On 20 December 1790 Horace Walpole mentioned, in a letter to his young friend Mary Berry who was travelling in Italy, how much he admired Edmund Burke’s book Reflections on the Revolution in France. After commending Burke’s intervention as timely and effective, Walpole continued:

For Walpole, writing at the end of 1790, it is evidently Catharine Macaulay (née Sawbridge; 1731-1791) and Anna Laetitia Barbauld (née Aiken; 1743-1825) who are the foremost Amazonian poissardes (‘fishwives’, ‘market-women’) raising strident voices in favour of France, republicanism, and tolerance of dissent. The younger Mary Wollstonecraft (1759-1797), who had published her Vindication of the Rights of Men in response to Burke in late November, contemporaneously with Catharine Macaulay’s Observations on the Reflections of the Right Hon. Edmund Burke, is not the focus of his disdain.2 She is at most included among the
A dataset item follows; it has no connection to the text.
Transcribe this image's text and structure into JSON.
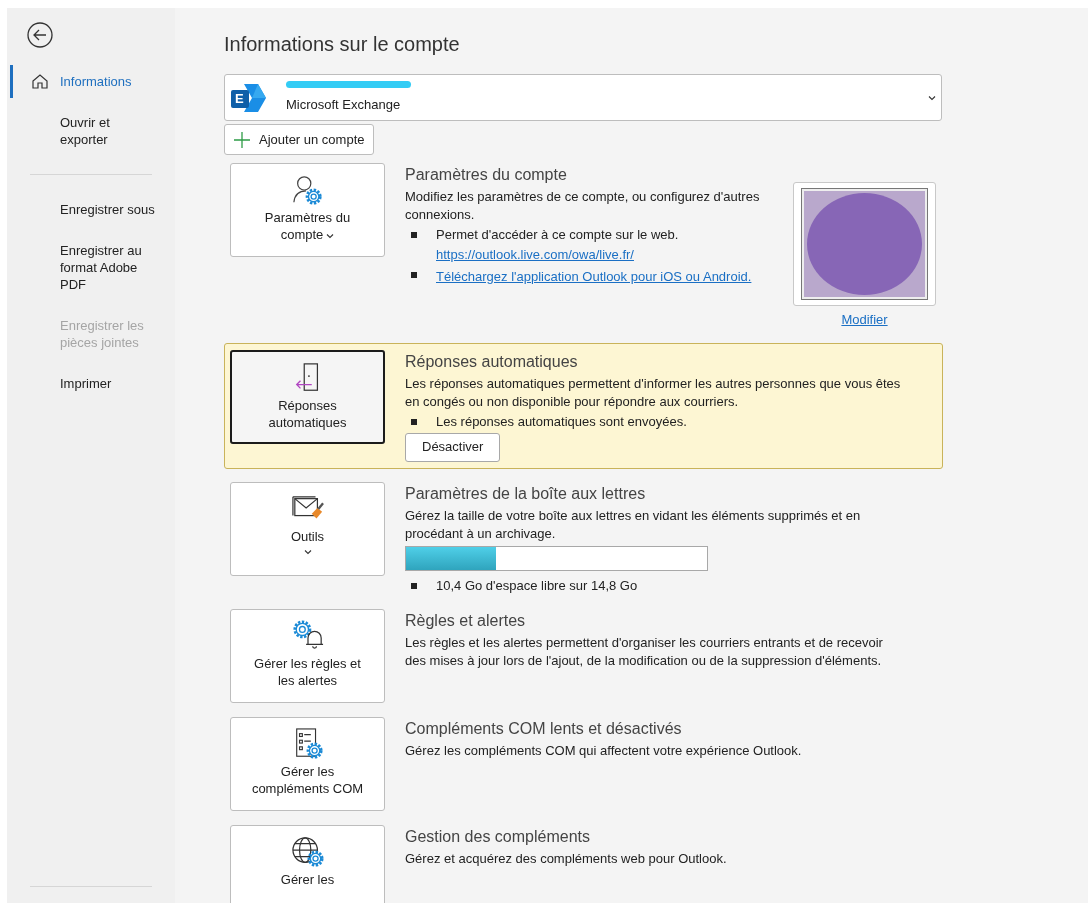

Amazonian followers of Kate and the virago Barbauld. Barbauld had not in fact responded to Burke’s published observations, but her Address to the Opposers of the Corporation and Test Acts had been written as a reply to Burke’s anticipatory comments, delivered in a speech to the Commons in February 1789.3 By the first years of the twenty-first century however, the reputations of these notorious female republicans had been almost completely swamped by Wollstonecraft’s later fame, and her subsequent elevation to the status of first modern feminist.4 This is a pity, for both Macaulay and Barbauld made significant contributions to the republican discourse of the second half of the eighteenth century. Here I offer a preliminary comparative sketch of their political views, beginning with the parallels between their lives, for Macaulay and Barbauld moved in overlapping circles and their careers followed similar trajectories. In the 1760s and 1770s their early works received considerable praise. Indeed, Walpole himself had previously seemed to be a friend of Macaulay’s. They had shared a box at the theatre to see a play in which Macaulay was satirized.5 He had arranged for her introduction to a friend in Paris, Mme du Deffand (Marie Anne de Vichy-Chamrond, marquise du Deffand; 1697-1780), and wrote in conclusion to a letter to Macaulay on 31 January 1778:

This letter is representative of earlier attitudes; but before long both women were reviled by former supporters, as they came to be identified with the most radical wing of British political thought. They were for a while ‘celebrated’, later vilified, and eventually forgotten.